Yesterday I logged onto Facebook and a new page had sprung up, titled “PUT A STOP TO THE MONTO CULTURE. STOP RIPPING BANDS OFF!!!!”. The page had received over 1000 likes in 3 days and was receiving a healthy stream of posts, mainly from musicians who at some point had been stung by some of the more exploitative practices of certain music promoters.
For those not familiar with them, Monto is a London live music company whose preferred deal when booking bands is that the bands buy 60 tickets at £3 each, which they then sell on for £6. It’s one variant of the pay-to-play system, whereby bands must put down money in advance in order to play the gig. So what, you may ask? Once the tickets are sold, promoter and band take £180 each and everybody is happy. Except that selling 60 advance tickets is a tough call for most unsigned bands in London. And they have to be advance tickets – a clause in the Monto contract specifically bans tickets from changing hands in the vicinity of the venue on the gig date. So if you decide to turn up on the day to support your mate’s band you have to buy tickets at the door (now for £8 rather than £6). And what percentage does the band get from door sales? 0%. Nothing. So if the bands sell less than half their tickets, they make a loss, while Monto are guaranteed their £180 plus ‘on the door’ sales.

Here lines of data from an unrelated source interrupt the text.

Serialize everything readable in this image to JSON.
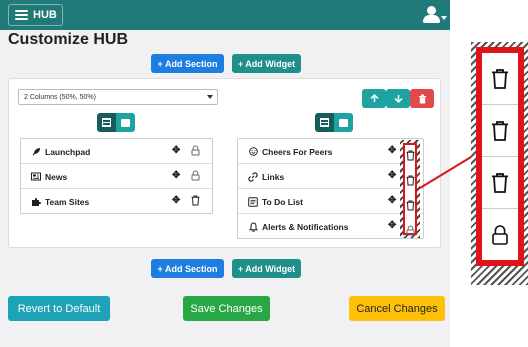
{
  "header": {
    "app_name": "HUB",
    "menu_icon": "hamburger-icon",
    "user_icon": "user-icon"
  },
  "page_title": "Customize HUB",
  "top_actions": {
    "add_section": "+ Add Section",
    "add_widget": "+ Add Widget"
  },
  "bottom_actions": {
    "add_section": "+ Add Section",
    "add_widget": "+ Add Widget"
  },
  "layout": {
    "selected_layout": "2 Columns (50%, 50%)",
    "section_controls": [
      "up-arrow-icon",
      "down-arrow-icon",
      "trash-icon"
    ],
    "left_column": {
      "items": [
        {
          "label": "Launchpad",
          "icon": "rocket-icon",
          "action": "lock-icon"
        },
        {
          "label": "News",
          "icon": "newspaper-icon",
          "action": "lock-icon"
        },
        {
          "label": "Team Sites",
          "icon": "puzzle-icon",
          "action": "trash-icon"
        }
      ]
    },
    "right_column": {
      "items": [
        {
          "label": "Cheers For Peers",
          "icon": "smile-icon",
          "action": "trash-icon"
        },
        {
          "label": "Links",
          "icon": "link-icon",
          "action": "trash-icon"
        },
        {
          "label": "To Do List",
          "icon": "checklist-icon",
          "action": "trash-icon"
        },
        {
          "label": "Alerts & Notifications",
          "icon": "bell-icon",
          "action": "lock-icon"
        }
      ]
    }
  },
  "footer": {
    "revert": "Revert to Default",
    "save": "Save Changes",
    "cancel": "Cancel Changes"
  },
  "callout": {
    "icons": [
      "trash-icon",
      "trash-icon",
      "trash-icon",
      "lock-icon"
    ]
  },
  "colors": {
    "header": "#1f7a78",
    "primary": "#1e7ee0",
    "teal": "#1f8f8a",
    "danger": "#e04a4a",
    "success": "#28a745",
    "warning": "#ffc107",
    "highlight": "#e0131b"
  }
}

Now, with their money guaranteed and paid in advance, it’s hard to see an incentive for the ‘promoter’ to actually promote the gig, ensure that it’s well run, put together a line-up of bands that complement each other or otherwise take an interest beyond doing the bare minimum to make sure that the gig actually takes place. Virtually all the promotion is done by the bands desperately trying to make back their £180 downpayment on the tickets. And ‘promotion’ in this case is probably best translated as ‘flogging tickets to your mates’ because, lets be honest, a band that’s able to guarantee 60 advance sales from a genuine fanbase should be able to negotiate a better deal than the one I’ve just described.
Live music is a social thing and works best when everybody in the room is there with a common goal – to enjoy the music. But bands desperately flogging tickets to their mates doesn’t result in that. Musos might not want to hear this, but just because your mates like you it doesn’t mean they like your band. And they almost certainly will be pretty ambivalent about the four other bands on the bill who are in a completely different genre to you (and each other). A group of people hanging around out of loyalty, listening to music that they’re not really into makes for a crap atmosphere and a bad night for all. If bands want to keep on selling tickets they need to develop a reputation for giving their audiences a good time, not press gang everyone they know into coming to their gigs.
Monto isn’t the only promoter running pay-to-play gigs and the kind of deal I’ve described above isn’t the only form of pay-to-play. If you’re in a band and you’re approached by any promoter with any deal that requires you to put down money before the gig, turn it down flat. You’ll be doing all the work, for a lot less than all the pay, even if you do manage to turn a profit.
If you don’t mind taking a risk and putting some money into a live gig try this instead – find a few bands that you like, who are on the same scene as you and who you know are reliable. Invite them all to chip in to hire a venue and put on a night together. Since you know and like all the bands on the bill you can genuinely get out there and tell people about this great night of music you’re putting on. Your audience may even have heard of some of the other bands on the bill! How good does that sound? Since you’ve got a coherent programme of bands in the same genre you could go even further with some targeted advertising to people who are into your style of music but who don’t know you – yet.
Of course, there’s work involved in organising a gig like that and if you just want to get out there and play there are plenty of promoters offering much fairer deals. You may or may not be looking to make money from a gig; often there’s more value and enjoyment to be had from playing in front of a new audience. As an unsigned band with limited resources and public profile, working with promoters can be a good way to find that new audience. But when a promoter sends you a deal with no financial risk to themselves it’s a sure sign that they don’t really intend to do any promotion and you’re only going to be playing to the people you brought down yourself.
So how’s that Facebook group doing now? Well, a couple of hours after I logged on it mysteriously disappeared. There were quite a few posts naming & shaming particular promoters, so I guess one of them got uppity and complained. What it showed in the short time it lasted was the depth of feeling in the music community against pay-to-play and other exploitative deals. If you’re in a band and you’re considering a pay-to-play deal, do a favour to yourself, your fans, friends and the wider music community; say no.
If this didn’t convince you, here’s some further reading on pay-to-play: